Swine influenza, or ‘swine flu’, is a highly contagious acute respiratory disease of pigs, caused by one of several swine influenza A viruses that cause regular outbreaks in pigs.
Outbreaks in pigs occur year round, with an increased incidence in autumn and winter in temperate zones. Many countries routinely vaccinate swine populations against swine influenza.
Swine influenza viruses are most commonly of the H1N1 subtype, but other subtypes are also circulating in pigs (e.g., H1N2, H3N1, H3N2). Pigs can also be infected with avian influenza viruses and human seasonal influenza viruses as well as swine influenza viruses.
The H3N2 swine virus was thought to have been originally introduced into pigs by humans.
Recent outbreak due to
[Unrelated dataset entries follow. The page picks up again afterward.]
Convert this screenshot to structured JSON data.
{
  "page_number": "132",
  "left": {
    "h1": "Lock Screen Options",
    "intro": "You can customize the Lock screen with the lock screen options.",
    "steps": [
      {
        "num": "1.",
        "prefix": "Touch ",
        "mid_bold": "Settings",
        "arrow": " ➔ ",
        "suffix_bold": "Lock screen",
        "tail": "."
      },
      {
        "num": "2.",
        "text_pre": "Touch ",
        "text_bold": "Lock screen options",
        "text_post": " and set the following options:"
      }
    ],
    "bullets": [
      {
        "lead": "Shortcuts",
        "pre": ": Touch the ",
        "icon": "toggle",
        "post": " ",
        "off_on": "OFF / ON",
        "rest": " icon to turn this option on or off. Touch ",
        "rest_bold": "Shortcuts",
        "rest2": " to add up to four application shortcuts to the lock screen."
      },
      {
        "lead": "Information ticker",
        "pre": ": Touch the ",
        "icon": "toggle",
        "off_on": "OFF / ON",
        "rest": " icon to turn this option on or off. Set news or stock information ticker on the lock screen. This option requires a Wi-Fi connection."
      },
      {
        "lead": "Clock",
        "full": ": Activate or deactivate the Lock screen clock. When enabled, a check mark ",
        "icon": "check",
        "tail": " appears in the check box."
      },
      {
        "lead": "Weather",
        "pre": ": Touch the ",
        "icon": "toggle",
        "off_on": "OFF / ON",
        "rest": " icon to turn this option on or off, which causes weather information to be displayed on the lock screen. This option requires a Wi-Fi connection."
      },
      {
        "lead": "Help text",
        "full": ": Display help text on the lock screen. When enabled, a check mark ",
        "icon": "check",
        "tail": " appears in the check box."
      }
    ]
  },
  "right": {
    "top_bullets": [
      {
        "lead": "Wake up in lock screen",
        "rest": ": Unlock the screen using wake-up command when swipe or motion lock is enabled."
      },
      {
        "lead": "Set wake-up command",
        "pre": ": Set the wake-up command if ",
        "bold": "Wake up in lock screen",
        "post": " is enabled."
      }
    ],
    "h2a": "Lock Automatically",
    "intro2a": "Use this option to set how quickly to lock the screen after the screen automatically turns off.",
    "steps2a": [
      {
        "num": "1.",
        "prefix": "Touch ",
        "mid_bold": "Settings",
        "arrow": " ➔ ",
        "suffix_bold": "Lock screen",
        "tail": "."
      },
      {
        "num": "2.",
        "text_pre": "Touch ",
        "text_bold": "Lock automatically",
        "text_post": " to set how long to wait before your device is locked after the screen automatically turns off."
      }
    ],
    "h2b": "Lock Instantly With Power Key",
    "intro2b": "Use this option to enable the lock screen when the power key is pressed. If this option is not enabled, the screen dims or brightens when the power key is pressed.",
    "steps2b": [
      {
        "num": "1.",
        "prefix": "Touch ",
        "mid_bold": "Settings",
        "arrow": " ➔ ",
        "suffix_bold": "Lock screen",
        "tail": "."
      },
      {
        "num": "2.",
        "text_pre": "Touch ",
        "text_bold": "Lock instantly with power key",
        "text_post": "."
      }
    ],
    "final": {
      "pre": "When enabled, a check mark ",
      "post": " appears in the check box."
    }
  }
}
Recent outbreak due to the new strain of influenza virus A (H1N1) has had cases reported from North America, Mexico, Spain and UK. Suspect cases have been reported from New Zealand and France and these are being investigated.